brought up by their aunt. They lived relatively remotely from the community. Patrick Bronte fostered
in his children a spirit of intellectual enquiry and a love of literature. They had access to his library and
Emily briefly attended school.…read more

Page 3

Preview of page 3

Here's a taster:

Wuthering Heights is framed by two narrators: Lockwood, who commences and concludes the
narration and Nelly Dean, who provides most of the narration. The deferred passionate relationship
between Catherine Earnshaw and Heatchcliff is the single dominating feature of Wuthering Heights,
driving the action of the novel forward in all its inexorable yet surprising directions. The dynastic
novel plots the intertwined fortunes of three generations of the Earnshaws and the Lintons.…read more

Page 4

Preview of page 4

Here's a taster:

Nelly Dean, the housekeeper moves with Catherine from Wuthering Heights to Thrushcross Grange.
When Heatchliff returns he is transformed into an imposing and compelling figure of a man. He
enraptures Catherine and captivates Isabella, much to the annoyance of Edgar. Heathcliff lives
alongside his former enemy Hindley at Wuthering Heights. Isabella falls in love with Heathcliff and her
perceives that she might well be his route to seeking revenge upon Edgar for depriving him of
Catherine. Edgar and Heathcliff argue violently, precipitating illness in Catherine.…read more
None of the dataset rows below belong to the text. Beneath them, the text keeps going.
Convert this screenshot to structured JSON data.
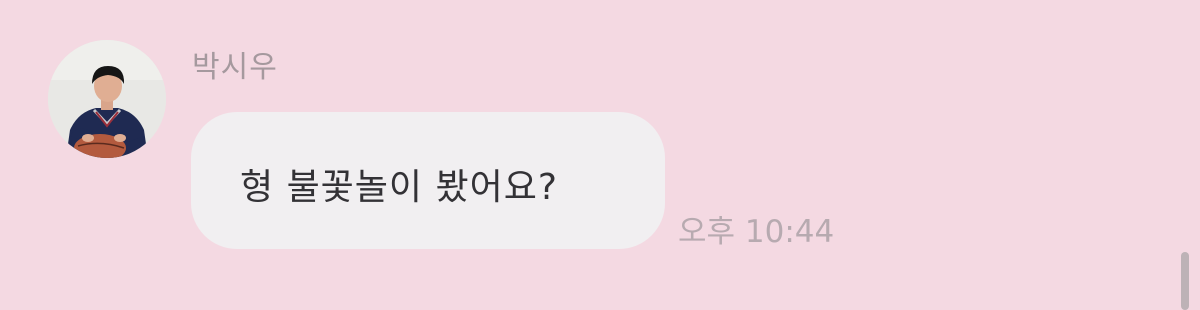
{
  "message": {
    "sender_name": "박시우",
    "text": "형 불꽃놀이 봤어요?",
    "time": "오후 10:44"
  },
  "colors": {
    "background": "#f4d9e2",
    "bubble": "#f1eff1",
    "sender_text": "#a5999e",
    "message_text": "#333236",
    "time_text": "#b7aab0"
  }
}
Page 5

Preview of page 5

Here's a taster:

The final three chapters of the second volume, mirroring the first three of the first volume, restore
the narrative to Lockwood, who returns to the Heights a year later, to find that Heathcliff has died
and Cathy and Hareton are enjoying a blissful courtship prior to their impending marriage.
Wuthering Heights timeline:-
1730 Joseph born.
1757 June ­ Hindley Earnshaw born.
August ­ Ellen Dean (Nelly) born.
1762 January ­ Edgar Linton born.
1764 July ­ Heathcliff born.
1765 May ­ Catherine Earnshaw born.…read more

Page 6
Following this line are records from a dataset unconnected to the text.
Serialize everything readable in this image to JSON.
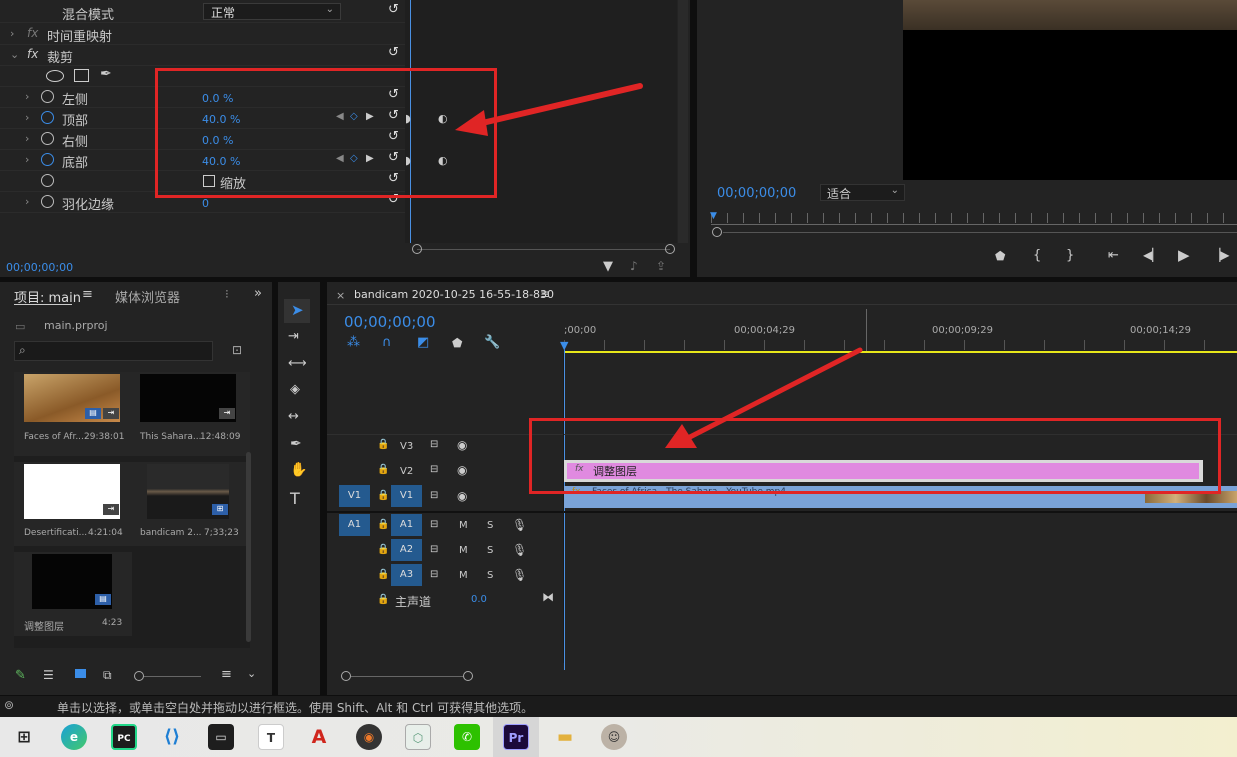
{
  "effect_controls": {
    "blend_mode_label": "混合模式",
    "blend_mode_value": "正常",
    "time_remap_label": "时间重映射",
    "fx": "fx",
    "crop_label": "裁剪",
    "left_label": "左侧",
    "left_value": "0.0 %",
    "top_label": "顶部",
    "top_value": "40.0 %",
    "right_label": "右侧",
    "right_value": "0.0 %",
    "bottom_label": "底部",
    "bottom_value": "40.0 %",
    "zoom_label": "缩放",
    "feather_label": "羽化边缘",
    "feather_value": "0",
    "timecode": "00;00;00;00"
  },
  "program_monitor": {
    "timecode": "00;00;00;00",
    "fit_value": "适合"
  },
  "project_panel": {
    "tab_project": "项目: main",
    "tab_media": "媒体浏览器",
    "file_name": "main.prproj",
    "items": [
      {
        "name": "Faces of Afr...",
        "duration": "29:38:01"
      },
      {
        "name": "This Sahara...",
        "duration": "12:48:09"
      },
      {
        "name": "Desertificati...",
        "duration": "4:21:04"
      },
      {
        "name": "bandicam 2...",
        "duration": "7;33;23"
      },
      {
        "name": "调整图层",
        "duration": "4:23"
      }
    ]
  },
  "timeline": {
    "sequence_name": "bandicam 2020-10-25 16-55-18-830",
    "timecode": "00;00;00;00",
    "ruler": [
      ";00;00",
      "00;00;04;29",
      "00;00;09;29",
      "00;00;14;29"
    ],
    "tracks": {
      "v3": "V3",
      "v2": "V2",
      "v1": "V1",
      "a1": "A1",
      "a2": "A2",
      "a3": "A3"
    },
    "mute": "M",
    "solo": "S",
    "master_label": "主声道",
    "master_value": "0.0",
    "adjustment_clip": "调整图层",
    "video_clip": "Faces of Africa - The Sahara - YouTube.mp4"
  },
  "status_text": "单击以选择，或单击空白处并拖动以进行框选。使用 Shift、Alt 和 Ctrl 可获得其他选项。",
  "taskbar_icons": [
    "windows-start-icon",
    "edge-icon",
    "pycharm-icon",
    "vscode-icon",
    "terminal-icon",
    "typora-icon",
    "acrobat-icon",
    "music-icon",
    "app-icon",
    "wechat-icon",
    "premiere-icon",
    "files-icon",
    "avatar-icon"
  ],
  "colors": {
    "accent": "#3b8de8",
    "annotation": "#e02525",
    "adjustment_clip": "#e08ae0",
    "track_blue": "#245a8f"
  }
}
Preview of page 6

Here's a taster:

September ­ Linton dies.
November ­ Lockwood visits Wuthering Heights
(Chapter 1).
1802 January ­ Lockwood goes to London(Chapter
April ­ Heathcliff dies (Chapter 34).
September ­ Lockwood returns to Thrushcross
Grange (Chapter 32).
1803 1st January ­ Cathy due to marry Hareton.…read more

Page 7

Preview of page 7

Page 8

Preview of page 8

Here's a taster:

Also know as: Catherine Earnshaw or Catherine Linton.
The first introduction to Catherine is an introduction to the signature of a ghost; her name is
scratched upon the window ledge of her former room at Wuthering Heights; because of her
supposedly ghostly presence, Lockwood experiences disturbing nightmares when he stays in the
room. We cannot avoid the figure of Catherine; it is carved into the very text. Subsequently,
Heathcliff is tormented by everything which signals to him his loss of Catherine.…read more

Page 9

Preview of page 9

Here's a taster:

Heathcliff is profoundly difficult to read as he has a mysterious capacity for self ­ invention, which
defies the conventional categories of characterisation in the novel. Heathcliff is the only character to
have only a singular name, which serves him both Christian and surname. This places him radically out
outside social patterns and conventions.…read more

Page 10

Preview of page 10

Here's a taster:

Edgar Linton:-
Well-bred but rather spoiled as a boy, Edgar Linton grows into a tender, constant, but cowardly
man. He is almost the ideal gentleman: Catherine accurately describes him as "handsome," "pleasant
to be with," "cheerful," and "rich."
However, this full assortment of gentlemanly characteristics, along with his civilized virtues, proves
useless in Edgar's clashes with his foil, Heathcliff, who gains power over his wife, sister, and
daughter.…read more



Fantastic source, thank you.

Similar English Literature resources:

See all English Literature resources »See all resources »